''It's nothing different to what I've done in first-class cricket,'' Bird said of opening the bowling. ''I think I've opened in probably 15 out of 17 games. I'm definitely not going to try and do anything different. I suppose there is going to be a few more people there on Boxing Day, but it's something that I'm going to have to deal with.''

Tasmania's state talent manager, Michael Farrell, who first saw Bird when the paceman was bowling for NSW under-19s in Perth in 2004, said Bird had maintained many of the characteristics he had as a teenager.

''He looked a resilient fella. He had the ability to bowl long spells and he still has, and that's one of his strengths,'' Farrell said.

''He continually seemed to have the seam in the right spot, and that's something he still does. He's got a good ability to sum up a batsman's technique and he's also got a great ability to sum up the conditions he's bowling in. He can swing the ball in favourable conditions but his strength is just hitting that back of a length and consistently hitting the seam.''

Australian coach Mickey Arthur admitted last week that he had barely seen him bowl. But he was certainly aware of the impression Bird has made on opposition batsmen over the past 15 months - he is approaching 100 first-class wickets in less than 20 matches - and Arthur has been doubly convinced by what he has seen in the nets in Melbourne.

''At the start of the summer we had a list of bowlers that we wanted to keep fresh and keep ready to go, and Jackson was one of them,'' he said.

''The simple reason that he brings everything that we want. He brings pace, he brings swing, consistency, he's done it all.

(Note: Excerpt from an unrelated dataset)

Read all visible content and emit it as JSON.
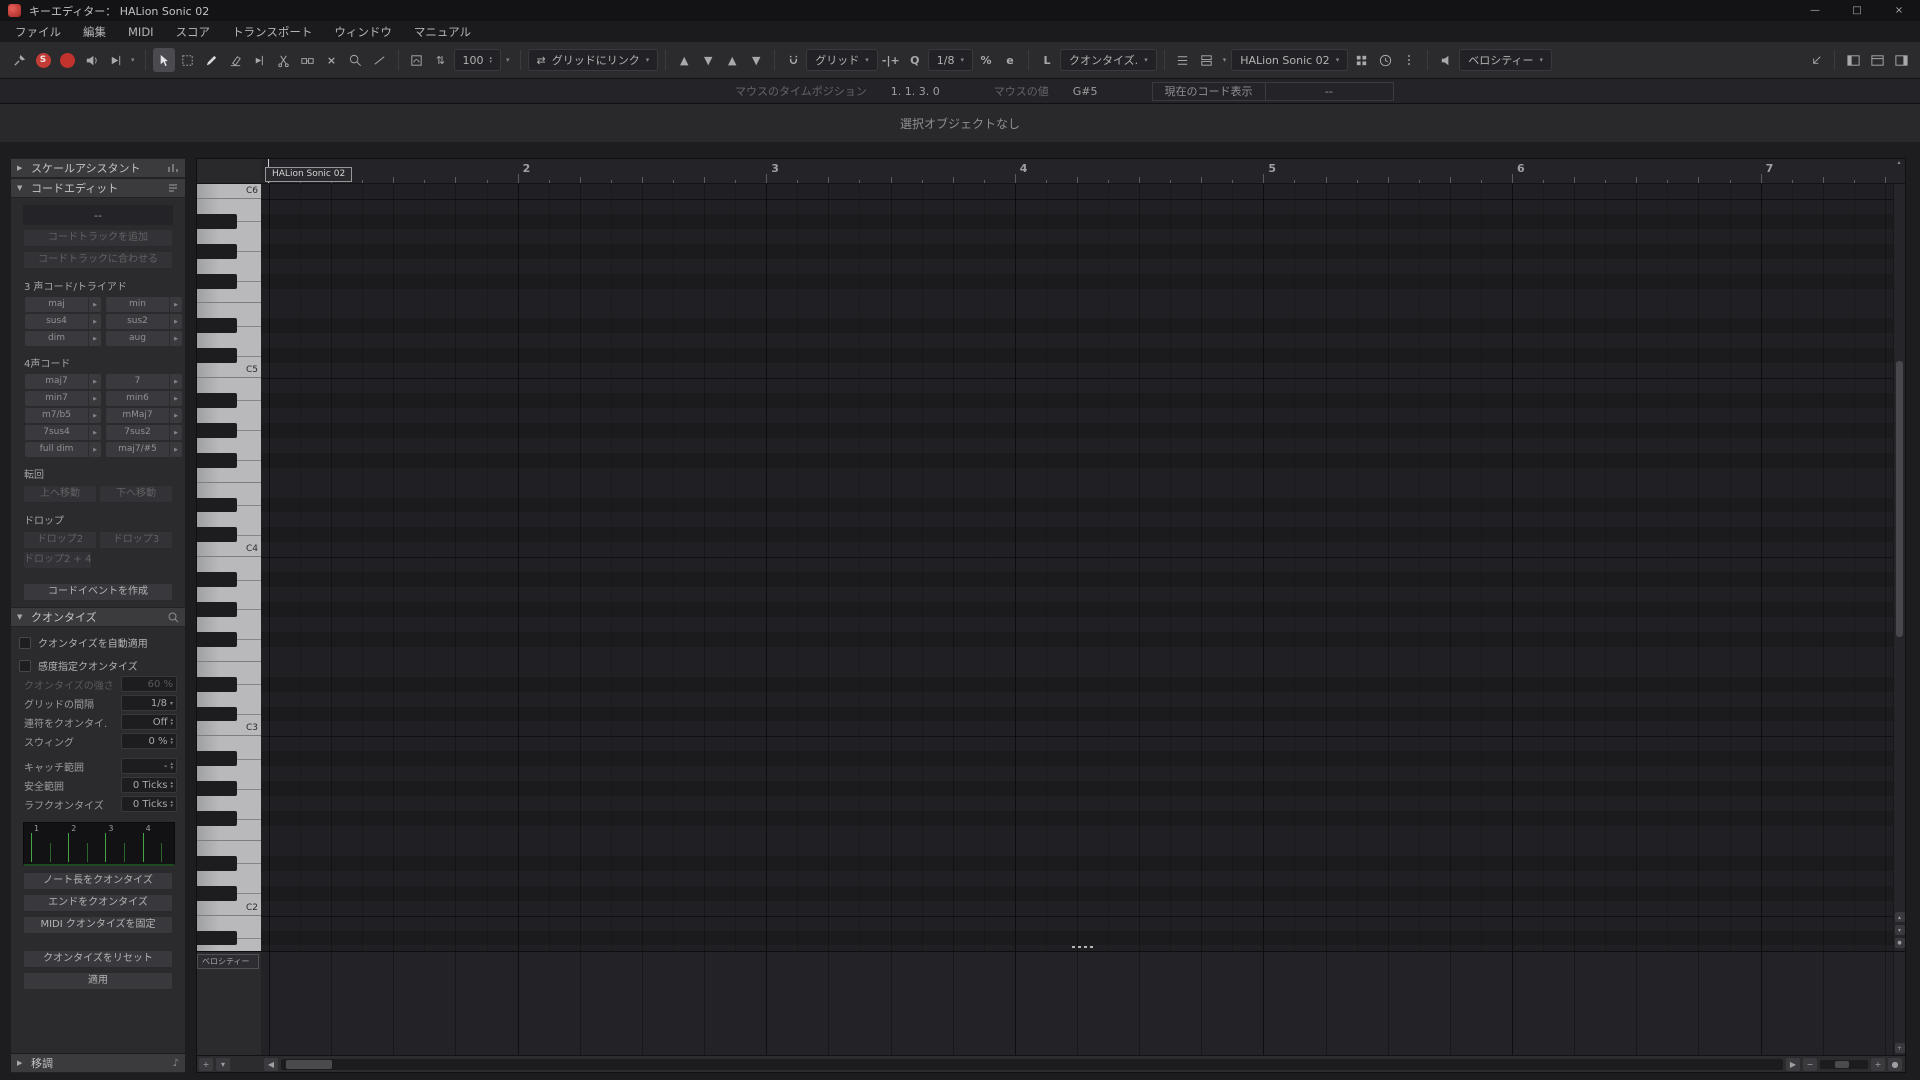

''We've got no issues about throwing the new ball to him.''

This story The early Bird first appeared on WA Today.